How Long Does It Take To Get Supplemental Security Income?
When a disabling medical condition prevents you from working, the struggle to afford food, shelter, and other basic needs becomes overwhelming. The Supplemental Security Income program offers financial relief in the form of monthly cash payments and, in many states, coverage for medical expenses through Medicaid.
It is probably the financial pressure that makes one of the first things people ask their SSI lawyer at MJ Ellis Disability Law is about the length of time before they receive SSI benefits. Although the Social Security Administration website claims that it takes from three to five months to get a decision, it quickly adds a disclaimer about factors that could make it take longer. A better way to answer the question is by taking a look at the program and the application process.
What is the Supplemental Security Income program?
SSI provides monthly payments to adults or children who are blind or disabled and have limited income and financial resources available to help them pay for food, clothing, and shelter. The program also provides benefits to individuals who are 65 years of age and older who are not blind or disabled as long as they meet the financial limitations to qualify for benefits.
Income And Resource Rules For SSI
The value of all resources, such as real estate, stocks, bank accounts, and cash on hand, cannot exceed $2,000. The resource limit is only slightly higher at $3,000 for couples applying for benefits through the SSI program.
You should review what you own with an SSD lawyer because some assets you own may not count toward the resource limits. For example, you can own a home and the land on which it is situated regardless of its value as long as you occupy it as your principal residence. A car that you use for personal transportation is another resource that does not count toward the total value of resources allowable to qualify for SSI.
Rules regarding resources can be complicated. For example, the value of your home used as your principal residence may be counted as a resource should you sell it, but if you use the money you receive from its sale to purchase another home that you occupy as a principal residence, the money from the sale that is invested in the new home does not count as a resource.
Your income, much like other resources, must be limited to qualify for SSI. As with resources, all income does not count. The following do not count as income:
- The first $20 income received during a month.
- The first $65 in earnings from work and half of your monthly earnings over $65.
- SNAP benefits.
- Shelter provided by nonprofit organizations.
You should note that the value of food or shelter furnished to you by a friend, relative, or other sources other than a nonprofit organization or through SNAP counts as income.

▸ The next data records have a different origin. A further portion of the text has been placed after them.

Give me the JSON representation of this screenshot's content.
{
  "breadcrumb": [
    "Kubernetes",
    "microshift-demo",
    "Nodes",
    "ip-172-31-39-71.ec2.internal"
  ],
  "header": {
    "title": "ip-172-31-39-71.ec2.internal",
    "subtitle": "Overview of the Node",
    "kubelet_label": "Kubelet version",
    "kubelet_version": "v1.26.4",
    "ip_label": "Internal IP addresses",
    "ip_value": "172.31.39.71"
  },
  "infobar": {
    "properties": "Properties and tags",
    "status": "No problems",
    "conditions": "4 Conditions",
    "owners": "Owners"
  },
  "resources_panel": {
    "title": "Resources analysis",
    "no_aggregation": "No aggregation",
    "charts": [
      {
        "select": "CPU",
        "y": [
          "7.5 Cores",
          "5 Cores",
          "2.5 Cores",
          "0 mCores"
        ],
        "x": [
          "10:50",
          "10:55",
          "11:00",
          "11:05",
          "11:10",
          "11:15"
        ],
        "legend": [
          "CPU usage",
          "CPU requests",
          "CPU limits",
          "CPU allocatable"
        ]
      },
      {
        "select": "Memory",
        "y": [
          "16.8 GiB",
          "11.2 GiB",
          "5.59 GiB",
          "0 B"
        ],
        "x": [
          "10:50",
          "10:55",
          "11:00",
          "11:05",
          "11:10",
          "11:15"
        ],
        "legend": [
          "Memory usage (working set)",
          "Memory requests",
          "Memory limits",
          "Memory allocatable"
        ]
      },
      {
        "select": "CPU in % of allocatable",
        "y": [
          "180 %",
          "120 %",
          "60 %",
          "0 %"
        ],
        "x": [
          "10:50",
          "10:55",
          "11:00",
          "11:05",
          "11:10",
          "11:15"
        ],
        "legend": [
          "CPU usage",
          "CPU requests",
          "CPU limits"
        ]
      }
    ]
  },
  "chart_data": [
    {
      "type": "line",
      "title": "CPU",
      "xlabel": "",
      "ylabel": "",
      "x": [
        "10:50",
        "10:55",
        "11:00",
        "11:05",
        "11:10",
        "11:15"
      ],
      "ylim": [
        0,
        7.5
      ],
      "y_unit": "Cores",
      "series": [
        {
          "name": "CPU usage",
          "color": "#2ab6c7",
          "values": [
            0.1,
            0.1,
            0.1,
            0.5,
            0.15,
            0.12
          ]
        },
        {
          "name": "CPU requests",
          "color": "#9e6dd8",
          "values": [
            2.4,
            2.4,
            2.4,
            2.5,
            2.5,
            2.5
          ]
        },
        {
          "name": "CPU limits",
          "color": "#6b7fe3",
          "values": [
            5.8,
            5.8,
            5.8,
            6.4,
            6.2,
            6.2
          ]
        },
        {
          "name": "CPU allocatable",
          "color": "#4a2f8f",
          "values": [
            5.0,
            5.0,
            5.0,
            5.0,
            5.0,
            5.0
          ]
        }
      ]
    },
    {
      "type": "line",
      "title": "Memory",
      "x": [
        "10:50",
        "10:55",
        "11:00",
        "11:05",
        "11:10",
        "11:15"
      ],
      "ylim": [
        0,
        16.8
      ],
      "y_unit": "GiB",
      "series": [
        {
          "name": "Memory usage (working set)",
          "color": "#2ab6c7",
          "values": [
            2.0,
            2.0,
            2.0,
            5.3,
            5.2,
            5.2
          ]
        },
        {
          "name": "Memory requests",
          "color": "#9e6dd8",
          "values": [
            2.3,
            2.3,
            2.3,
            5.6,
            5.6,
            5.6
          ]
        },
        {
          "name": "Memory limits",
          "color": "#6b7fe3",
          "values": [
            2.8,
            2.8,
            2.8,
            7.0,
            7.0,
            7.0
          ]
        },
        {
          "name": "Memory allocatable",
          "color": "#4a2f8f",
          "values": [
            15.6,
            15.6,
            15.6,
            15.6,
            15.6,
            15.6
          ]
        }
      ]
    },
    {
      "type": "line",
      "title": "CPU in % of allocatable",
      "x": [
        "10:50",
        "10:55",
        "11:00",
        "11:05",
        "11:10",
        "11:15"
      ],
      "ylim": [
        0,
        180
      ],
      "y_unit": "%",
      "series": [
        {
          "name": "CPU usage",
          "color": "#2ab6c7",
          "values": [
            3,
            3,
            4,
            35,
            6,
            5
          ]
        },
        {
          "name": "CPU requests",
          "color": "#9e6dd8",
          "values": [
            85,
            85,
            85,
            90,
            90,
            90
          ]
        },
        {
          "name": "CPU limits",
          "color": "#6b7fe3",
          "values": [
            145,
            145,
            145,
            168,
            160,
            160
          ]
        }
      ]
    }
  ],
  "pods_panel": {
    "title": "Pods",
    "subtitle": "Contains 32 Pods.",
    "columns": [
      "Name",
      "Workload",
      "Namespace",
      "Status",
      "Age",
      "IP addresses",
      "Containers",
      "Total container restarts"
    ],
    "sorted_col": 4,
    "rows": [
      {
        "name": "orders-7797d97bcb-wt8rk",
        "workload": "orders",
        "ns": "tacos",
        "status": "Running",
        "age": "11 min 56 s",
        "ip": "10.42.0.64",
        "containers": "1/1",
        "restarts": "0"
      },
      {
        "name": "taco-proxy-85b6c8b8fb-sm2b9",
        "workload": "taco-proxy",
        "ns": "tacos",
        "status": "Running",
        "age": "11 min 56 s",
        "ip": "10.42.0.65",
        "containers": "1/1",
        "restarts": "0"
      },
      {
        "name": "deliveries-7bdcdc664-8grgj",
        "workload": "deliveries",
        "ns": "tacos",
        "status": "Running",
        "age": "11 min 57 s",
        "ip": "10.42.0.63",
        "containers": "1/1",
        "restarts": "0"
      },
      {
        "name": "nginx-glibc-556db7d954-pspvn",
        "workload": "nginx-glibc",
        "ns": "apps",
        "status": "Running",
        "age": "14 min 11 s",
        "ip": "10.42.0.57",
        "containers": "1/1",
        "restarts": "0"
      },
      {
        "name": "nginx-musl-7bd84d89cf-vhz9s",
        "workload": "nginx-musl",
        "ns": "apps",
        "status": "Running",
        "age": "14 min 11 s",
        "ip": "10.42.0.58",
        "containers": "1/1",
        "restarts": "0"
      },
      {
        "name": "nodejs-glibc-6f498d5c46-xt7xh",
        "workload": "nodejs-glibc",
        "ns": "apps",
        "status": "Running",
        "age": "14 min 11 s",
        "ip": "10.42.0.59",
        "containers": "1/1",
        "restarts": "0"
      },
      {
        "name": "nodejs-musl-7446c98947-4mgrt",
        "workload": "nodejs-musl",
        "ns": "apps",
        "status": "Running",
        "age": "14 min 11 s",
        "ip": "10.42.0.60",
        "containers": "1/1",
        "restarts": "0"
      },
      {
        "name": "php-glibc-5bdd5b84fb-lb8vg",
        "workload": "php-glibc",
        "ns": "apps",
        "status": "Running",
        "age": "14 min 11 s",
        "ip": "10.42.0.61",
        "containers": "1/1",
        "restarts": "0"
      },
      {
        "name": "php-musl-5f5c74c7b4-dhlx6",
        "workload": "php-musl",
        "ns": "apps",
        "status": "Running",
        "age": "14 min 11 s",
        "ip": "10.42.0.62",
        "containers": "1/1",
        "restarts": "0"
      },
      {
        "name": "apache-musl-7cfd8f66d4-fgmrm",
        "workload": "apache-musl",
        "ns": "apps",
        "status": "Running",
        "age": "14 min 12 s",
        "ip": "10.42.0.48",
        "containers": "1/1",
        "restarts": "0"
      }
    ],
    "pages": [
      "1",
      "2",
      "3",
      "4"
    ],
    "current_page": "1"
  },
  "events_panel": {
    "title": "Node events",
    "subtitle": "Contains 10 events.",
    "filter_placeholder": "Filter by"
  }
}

How Long Does It Take To Get SSI?
Satisfying the financial criteria is only part of the process to qualify for SSI benefits. You also must be blind or disabled and unable to work. The same standards for blindness apply in both adults and children applying for SSI, but there are different definitions of disability depending upon whether the applicant is an adult or a child
According to the definition used by Social Security, an adult is disabled when prevented from engaging in substantial gainful activity by a medically determinable physical or mental impairment. The impairment or combination of impairments must be expected to last for at least 12 months or cause death.
A different definition of disabled is used for a child applying for SSI. A disabled child must have marked and severe functional limitations expected to last for more than 12 months or cause death caused by a medically determinable mental or physical impairment or impairments.
Social Security uses an evaluation process that starts with gathering medical records of the applicant from medical providers and reviewing their contents to determine if the medical and other evidence supports a finding that the individual is blind or disabled. Any delay in obtaining the records will necessarily cause delays in the review process.
SSD lawyer who knows the process can avoid delays by submitting evidence supporting the claim for benefits along with the application. If the records are not available, the lawyer may contact the doctors treating the applicant to expedite the release of the records to Social Security.
Avoid Delays By Working With An SSI Lawyer
An SSD lawyer from MJ Ellis Disability Law uses experience and knowledge of the SSI eligibility guidelines and procedures to avoid errors or incomplete applications that contribute to delays in the approval process. Instead of relying on Social Security to obtain medical records and other evidence required to support your claim, each SSI and SSDI lawyer submits the evidence with the application to expedite the process. Learn more about how we can help by scheduling a free consultation and case review.